Asad Iqbal Butt, the chairperson of the Human Rights Commission of Pakistan (HRCP) told Arab News police officials arrived at his house around noon on Thursday and took him to meet the Station House Officer (SHO) at Karachi’s Gulberg Police Station. 

Butt said the deputy superintendent of police (DSP) at the Gulberg station asked him whether he frequently visited Quetta to organize the Baloch rights movement. 

“I explained that the movement organizes itself and we support them when they face injustice, as we do for oppressed people of any ethnicity,” Butt said. 

Enforced disappearances is an enduring issue in Pakistan where relatives, politicians, and rights activists say many people who have gone missing, especially in Pakistan’s southwestern Balochistan province, have been abducted by Pakistani security forces on the pretext of fighting militancy.

The Pakistani state denies involvement in enforced disappearances. 

Butt said the police official accused him of having ties to the Baloch people. The HRCP chief said he responded to the DSP by telling him that he had ties to “oppressed people of every ethnicity, region, and religion.”

“I believe I was taken to police station because HRCP issued a strong statement on the Bannu issue,” Butt said, referring to last week’s shooting at a peace rally in Bannu that triggered a stampede, killing at least two and injuring 20 others. 

He said another reason for his detention could be that the HRCP is trying to prevent people from Karachi’s Lyari area, who wanted to attend an upcoming protest rally for “missing persons” in southwestern Gwadar city, from being detained by police. 
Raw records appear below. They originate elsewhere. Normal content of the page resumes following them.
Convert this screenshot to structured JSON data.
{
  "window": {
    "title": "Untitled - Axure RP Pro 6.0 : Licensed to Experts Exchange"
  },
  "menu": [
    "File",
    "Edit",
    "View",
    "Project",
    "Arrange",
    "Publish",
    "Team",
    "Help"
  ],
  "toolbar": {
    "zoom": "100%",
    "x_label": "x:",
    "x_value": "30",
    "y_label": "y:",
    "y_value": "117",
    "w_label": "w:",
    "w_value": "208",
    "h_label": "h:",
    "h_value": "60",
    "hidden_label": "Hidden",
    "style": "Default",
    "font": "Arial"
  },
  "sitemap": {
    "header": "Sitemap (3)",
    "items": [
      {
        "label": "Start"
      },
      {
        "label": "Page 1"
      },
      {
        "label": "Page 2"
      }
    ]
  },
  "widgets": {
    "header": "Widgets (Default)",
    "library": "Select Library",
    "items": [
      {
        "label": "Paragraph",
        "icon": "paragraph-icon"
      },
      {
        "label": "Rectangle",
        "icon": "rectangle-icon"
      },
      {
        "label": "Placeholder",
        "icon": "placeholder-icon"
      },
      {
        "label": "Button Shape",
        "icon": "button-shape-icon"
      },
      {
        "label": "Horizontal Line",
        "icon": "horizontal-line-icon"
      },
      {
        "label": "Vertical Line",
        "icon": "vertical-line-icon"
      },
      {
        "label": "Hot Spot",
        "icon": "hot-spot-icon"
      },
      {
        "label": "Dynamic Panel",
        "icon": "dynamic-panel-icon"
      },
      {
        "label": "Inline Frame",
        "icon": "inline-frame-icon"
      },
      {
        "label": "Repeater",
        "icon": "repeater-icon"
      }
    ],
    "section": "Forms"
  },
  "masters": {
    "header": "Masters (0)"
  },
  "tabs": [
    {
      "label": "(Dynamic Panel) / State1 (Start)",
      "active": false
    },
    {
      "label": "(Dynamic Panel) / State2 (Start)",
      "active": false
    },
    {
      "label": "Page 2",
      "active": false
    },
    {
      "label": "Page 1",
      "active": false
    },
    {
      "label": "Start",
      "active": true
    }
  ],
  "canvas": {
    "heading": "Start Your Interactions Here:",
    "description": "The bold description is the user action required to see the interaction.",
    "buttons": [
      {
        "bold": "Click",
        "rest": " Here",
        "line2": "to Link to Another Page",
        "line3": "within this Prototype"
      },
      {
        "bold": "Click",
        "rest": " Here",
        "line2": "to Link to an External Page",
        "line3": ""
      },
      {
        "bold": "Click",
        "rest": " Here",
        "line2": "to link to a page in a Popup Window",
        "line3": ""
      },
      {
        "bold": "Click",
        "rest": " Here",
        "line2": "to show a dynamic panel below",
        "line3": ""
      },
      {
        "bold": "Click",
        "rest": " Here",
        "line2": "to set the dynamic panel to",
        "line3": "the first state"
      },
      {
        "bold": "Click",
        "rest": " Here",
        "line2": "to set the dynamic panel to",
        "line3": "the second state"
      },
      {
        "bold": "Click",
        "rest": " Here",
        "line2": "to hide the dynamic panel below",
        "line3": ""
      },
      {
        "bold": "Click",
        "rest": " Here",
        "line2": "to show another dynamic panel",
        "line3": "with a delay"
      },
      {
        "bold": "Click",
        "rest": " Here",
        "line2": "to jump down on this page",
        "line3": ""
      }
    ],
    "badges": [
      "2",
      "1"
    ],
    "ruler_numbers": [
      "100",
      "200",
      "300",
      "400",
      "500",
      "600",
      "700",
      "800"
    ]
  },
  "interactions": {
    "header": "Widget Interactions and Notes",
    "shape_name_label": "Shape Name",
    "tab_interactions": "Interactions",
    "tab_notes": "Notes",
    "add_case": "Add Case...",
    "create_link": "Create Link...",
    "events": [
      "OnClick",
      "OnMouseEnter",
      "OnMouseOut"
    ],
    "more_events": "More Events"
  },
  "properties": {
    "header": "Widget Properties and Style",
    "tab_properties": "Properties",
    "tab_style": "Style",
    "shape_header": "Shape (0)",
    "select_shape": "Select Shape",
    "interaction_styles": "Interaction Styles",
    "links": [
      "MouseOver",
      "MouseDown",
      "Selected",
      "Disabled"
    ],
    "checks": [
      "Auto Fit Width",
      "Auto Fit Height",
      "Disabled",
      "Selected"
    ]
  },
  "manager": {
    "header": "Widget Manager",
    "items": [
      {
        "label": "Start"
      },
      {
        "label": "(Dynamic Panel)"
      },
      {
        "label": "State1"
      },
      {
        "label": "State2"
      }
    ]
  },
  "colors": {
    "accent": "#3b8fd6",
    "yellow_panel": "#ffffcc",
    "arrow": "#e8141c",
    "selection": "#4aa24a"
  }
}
“They feared I would speak out, and HRCP’s support carries weight when it speaks,” he said. 

Karachi police officials did not respond to a request for a comment.